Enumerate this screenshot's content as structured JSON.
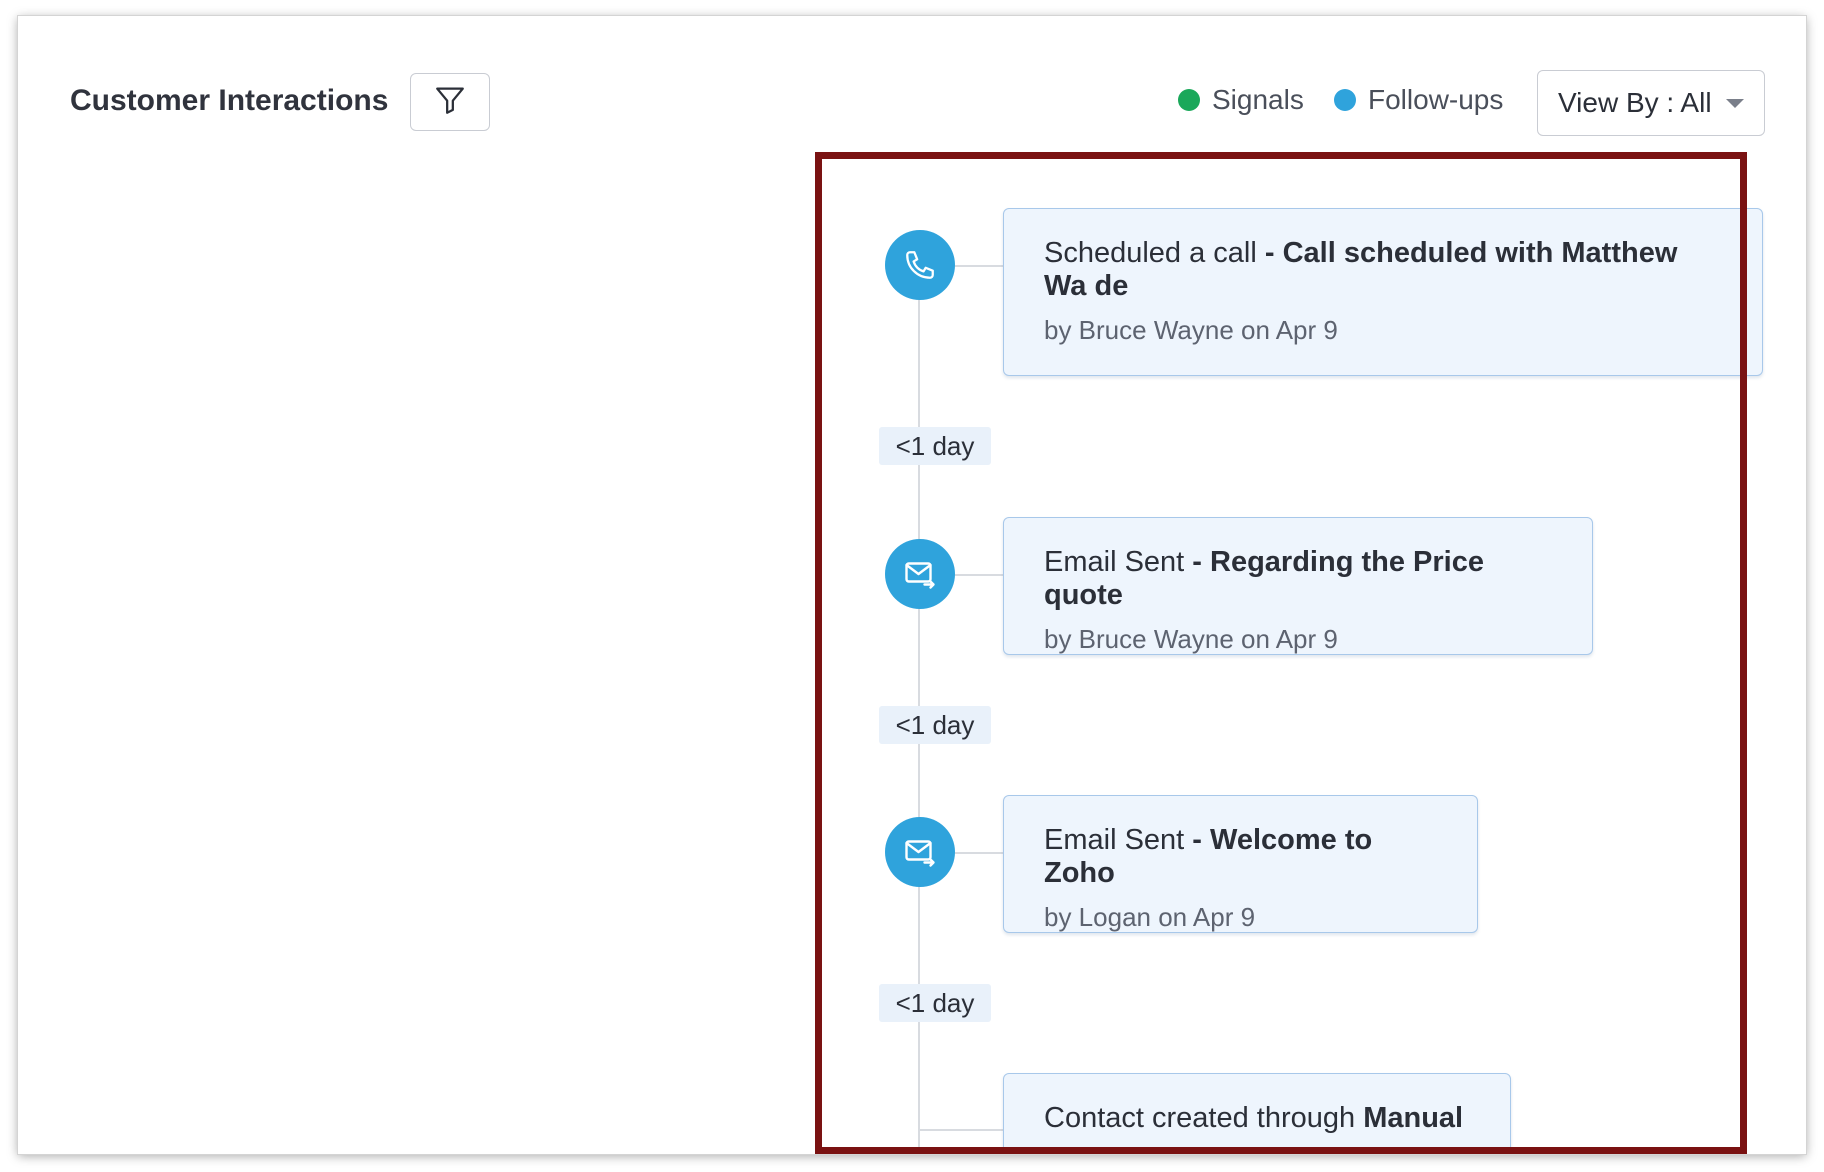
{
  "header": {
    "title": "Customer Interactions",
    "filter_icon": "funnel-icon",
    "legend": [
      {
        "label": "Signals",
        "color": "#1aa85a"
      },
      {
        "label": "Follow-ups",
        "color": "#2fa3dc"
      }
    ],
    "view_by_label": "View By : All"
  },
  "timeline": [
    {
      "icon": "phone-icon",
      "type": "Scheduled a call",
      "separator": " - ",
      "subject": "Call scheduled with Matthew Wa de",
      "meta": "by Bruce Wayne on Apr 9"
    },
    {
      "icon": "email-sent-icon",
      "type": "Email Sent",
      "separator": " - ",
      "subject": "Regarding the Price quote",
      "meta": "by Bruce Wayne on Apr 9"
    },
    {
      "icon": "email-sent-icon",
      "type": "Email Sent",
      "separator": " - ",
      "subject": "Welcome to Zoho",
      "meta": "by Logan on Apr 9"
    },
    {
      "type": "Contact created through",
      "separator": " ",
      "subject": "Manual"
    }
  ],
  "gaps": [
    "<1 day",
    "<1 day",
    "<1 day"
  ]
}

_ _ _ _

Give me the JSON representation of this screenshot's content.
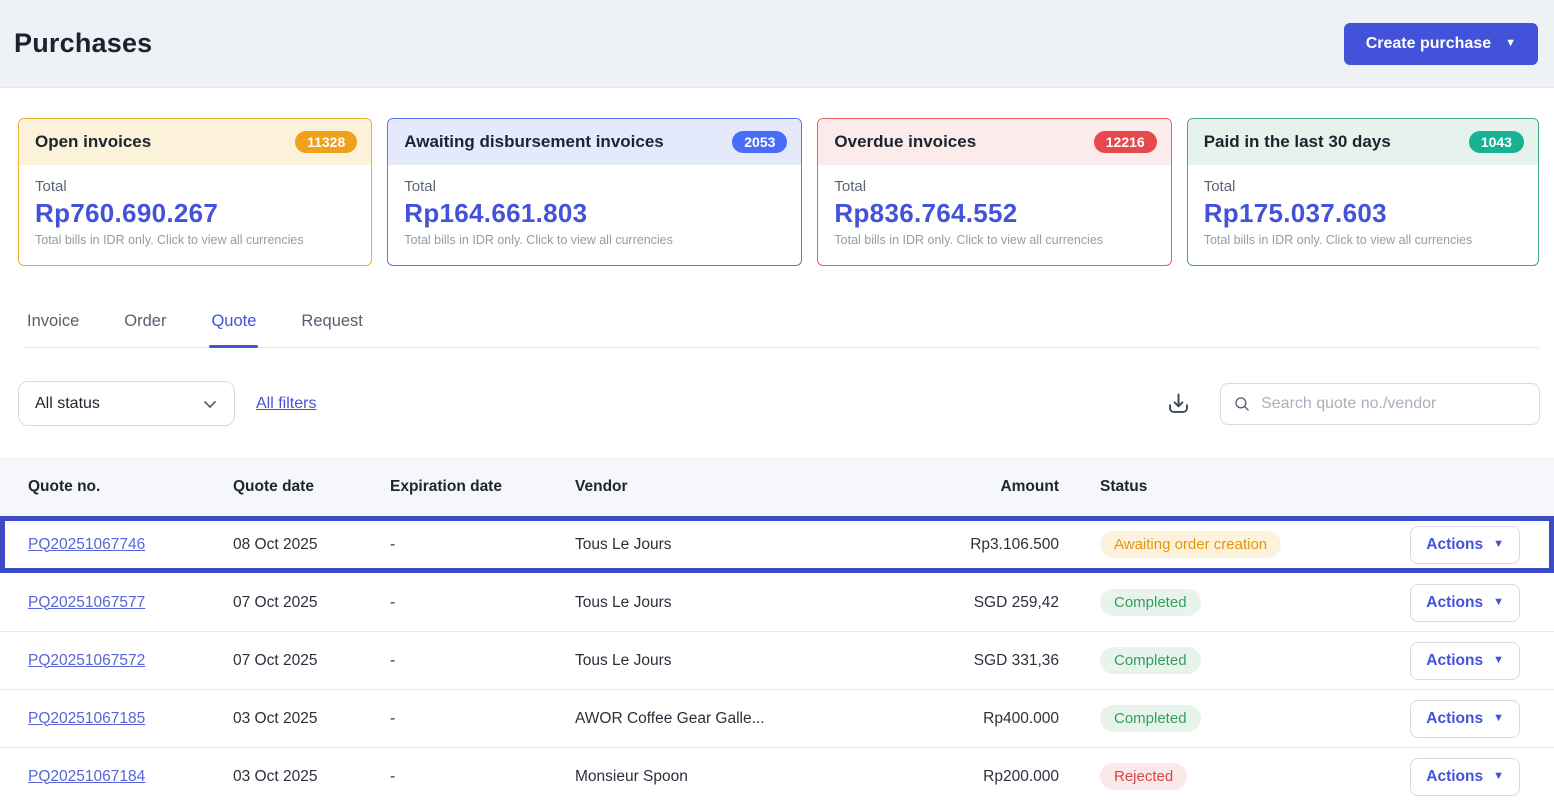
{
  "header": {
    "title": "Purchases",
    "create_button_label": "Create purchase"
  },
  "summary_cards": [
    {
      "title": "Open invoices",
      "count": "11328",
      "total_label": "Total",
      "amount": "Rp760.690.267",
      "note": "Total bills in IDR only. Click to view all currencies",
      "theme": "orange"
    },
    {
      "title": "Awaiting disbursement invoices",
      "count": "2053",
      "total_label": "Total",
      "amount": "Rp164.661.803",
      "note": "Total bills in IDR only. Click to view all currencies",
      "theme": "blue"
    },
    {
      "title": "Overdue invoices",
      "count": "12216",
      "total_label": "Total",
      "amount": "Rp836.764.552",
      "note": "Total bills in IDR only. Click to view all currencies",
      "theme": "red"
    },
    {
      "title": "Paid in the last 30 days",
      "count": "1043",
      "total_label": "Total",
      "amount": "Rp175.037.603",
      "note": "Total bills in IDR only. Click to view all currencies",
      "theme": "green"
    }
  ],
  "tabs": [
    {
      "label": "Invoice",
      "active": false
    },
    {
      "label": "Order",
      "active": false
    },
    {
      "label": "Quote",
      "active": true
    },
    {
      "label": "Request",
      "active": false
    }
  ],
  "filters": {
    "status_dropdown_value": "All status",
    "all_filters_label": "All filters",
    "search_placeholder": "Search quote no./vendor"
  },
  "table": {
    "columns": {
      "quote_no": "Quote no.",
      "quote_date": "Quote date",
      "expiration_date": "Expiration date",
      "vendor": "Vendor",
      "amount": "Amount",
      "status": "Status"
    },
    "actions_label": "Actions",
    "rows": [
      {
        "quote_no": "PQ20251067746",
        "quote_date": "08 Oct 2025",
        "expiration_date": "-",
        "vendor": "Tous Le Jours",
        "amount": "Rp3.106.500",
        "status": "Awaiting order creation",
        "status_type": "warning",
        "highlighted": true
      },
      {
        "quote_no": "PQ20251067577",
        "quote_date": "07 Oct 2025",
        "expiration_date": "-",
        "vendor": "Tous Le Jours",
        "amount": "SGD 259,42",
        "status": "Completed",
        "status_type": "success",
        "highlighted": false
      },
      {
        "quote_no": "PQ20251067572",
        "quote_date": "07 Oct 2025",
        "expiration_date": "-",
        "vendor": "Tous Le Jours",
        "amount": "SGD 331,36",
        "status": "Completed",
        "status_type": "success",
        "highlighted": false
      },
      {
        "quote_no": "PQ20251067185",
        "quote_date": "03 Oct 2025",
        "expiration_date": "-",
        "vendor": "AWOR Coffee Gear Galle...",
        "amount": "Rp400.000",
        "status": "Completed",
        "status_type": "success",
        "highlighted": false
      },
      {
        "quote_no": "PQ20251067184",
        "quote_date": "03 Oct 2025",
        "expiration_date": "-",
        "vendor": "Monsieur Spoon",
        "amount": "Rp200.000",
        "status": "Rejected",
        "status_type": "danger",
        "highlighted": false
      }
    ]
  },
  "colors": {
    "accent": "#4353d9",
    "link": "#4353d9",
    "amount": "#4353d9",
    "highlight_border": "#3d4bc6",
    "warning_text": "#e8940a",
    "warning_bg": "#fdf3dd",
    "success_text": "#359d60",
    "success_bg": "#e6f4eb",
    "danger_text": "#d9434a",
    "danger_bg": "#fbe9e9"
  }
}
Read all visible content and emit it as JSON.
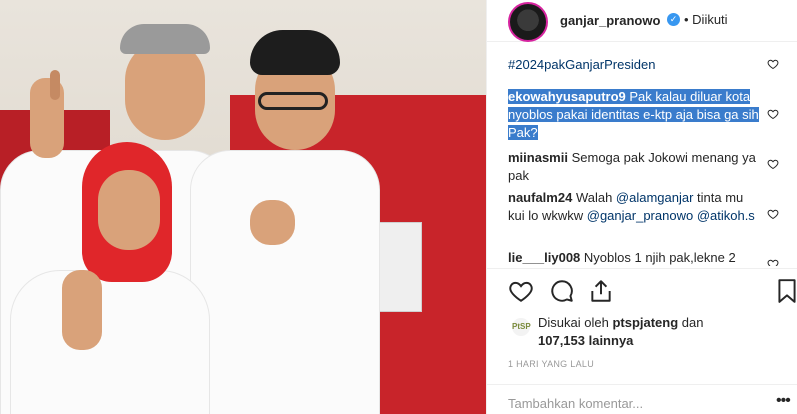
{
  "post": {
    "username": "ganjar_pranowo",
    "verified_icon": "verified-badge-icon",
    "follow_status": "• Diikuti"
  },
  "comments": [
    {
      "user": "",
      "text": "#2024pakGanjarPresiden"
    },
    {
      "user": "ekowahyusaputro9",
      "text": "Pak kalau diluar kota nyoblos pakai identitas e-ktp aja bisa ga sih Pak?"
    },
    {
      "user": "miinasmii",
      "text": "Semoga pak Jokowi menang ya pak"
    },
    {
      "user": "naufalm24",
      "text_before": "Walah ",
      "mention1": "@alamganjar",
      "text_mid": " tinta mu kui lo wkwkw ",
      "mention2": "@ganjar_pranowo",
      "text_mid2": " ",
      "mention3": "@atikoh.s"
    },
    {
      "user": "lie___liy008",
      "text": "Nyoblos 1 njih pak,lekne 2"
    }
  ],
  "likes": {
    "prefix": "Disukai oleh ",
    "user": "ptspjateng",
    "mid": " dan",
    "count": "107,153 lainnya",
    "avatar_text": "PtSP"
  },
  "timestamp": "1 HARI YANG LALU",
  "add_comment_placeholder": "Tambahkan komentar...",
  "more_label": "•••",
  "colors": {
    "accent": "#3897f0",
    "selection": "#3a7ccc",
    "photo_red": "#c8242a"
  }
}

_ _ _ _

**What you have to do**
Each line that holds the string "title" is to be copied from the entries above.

**Answer box**
    "title": "Customer Interactions",
    "title": "Purchases",
      "title": "Open invoices",
      "title": "Awaiting disbursement invoices",
      "title": "Overdue invoices",
      "title": "Paid in the last 30 days",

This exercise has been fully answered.